In 1975, there was widespread press coverage of a Labour Party report into the entryist tactics of Militant. Between 1975 and 1980, attempts by Reg Underhill and others in the leadership of the Labour Party to expel Militant were rejected by its National Executive Committee, which appointed a Militant member to the position of National Youth Organiser in 1976 after Militant had won control of the party's youth section, the Labour Party Young Socialists.
In 1982, after the Liverpool Labour Party adopted Militant's strategy to set an illegal deficit budget, a Labour Party commission found Militant in contravention of clause II, section 3 of the party's constitution which made political groups with their own "Programme, Principles and Policy for separate and distinctive propaganda" ineligible for affiliation. Militant was proscribed by the Labour Party's National Executive Committee in December 1982, and the following year five members of the Editorial Board of the Militant newspaper were expelled from the Labour Party. At this point, the group claimed to have 4,300 members. Further expulsions of Militant activists followed. Militant policies dominated Liverpool City Council between 1983 and 1987 and the council organised mass opposition to government cuts to the rate support grant. 47 councillors were banned and surcharged. The conduct of the Liverpool council led Neil Kinnock, Labour's then leader, to denounce Militant at the 1985 Party Conference. Eventually Militant's two remaining Labour MPs were prevented from being Labour candidates at the 1992 general election.
Between 1989 and 1991, Militant led the All-Britain Anti-Poll Tax Federation's non-payment campaign against the Community Charge ("poll tax"). In 1991, Militant decided by a large majority to abandon entryism in the Labour Party. Ted Grant, once the group's most important member, was expelled, and his breakaway minority, now known as Socialist Appeal, continued with the entryist strategy.
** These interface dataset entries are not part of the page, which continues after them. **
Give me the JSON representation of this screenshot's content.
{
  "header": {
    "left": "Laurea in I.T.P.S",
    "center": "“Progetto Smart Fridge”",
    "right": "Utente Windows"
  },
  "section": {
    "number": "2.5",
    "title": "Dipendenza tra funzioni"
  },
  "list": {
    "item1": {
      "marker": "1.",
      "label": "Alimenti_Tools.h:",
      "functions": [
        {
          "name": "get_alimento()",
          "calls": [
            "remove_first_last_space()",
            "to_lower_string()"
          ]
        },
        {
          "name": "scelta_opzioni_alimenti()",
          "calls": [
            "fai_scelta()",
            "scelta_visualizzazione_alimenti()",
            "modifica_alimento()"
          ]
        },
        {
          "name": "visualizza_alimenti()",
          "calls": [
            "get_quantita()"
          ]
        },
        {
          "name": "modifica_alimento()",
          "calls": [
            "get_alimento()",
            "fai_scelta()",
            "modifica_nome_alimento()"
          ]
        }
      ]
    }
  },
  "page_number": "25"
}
The majority changed its name to Militant Labour, and then in 1997 to the Socialist Party.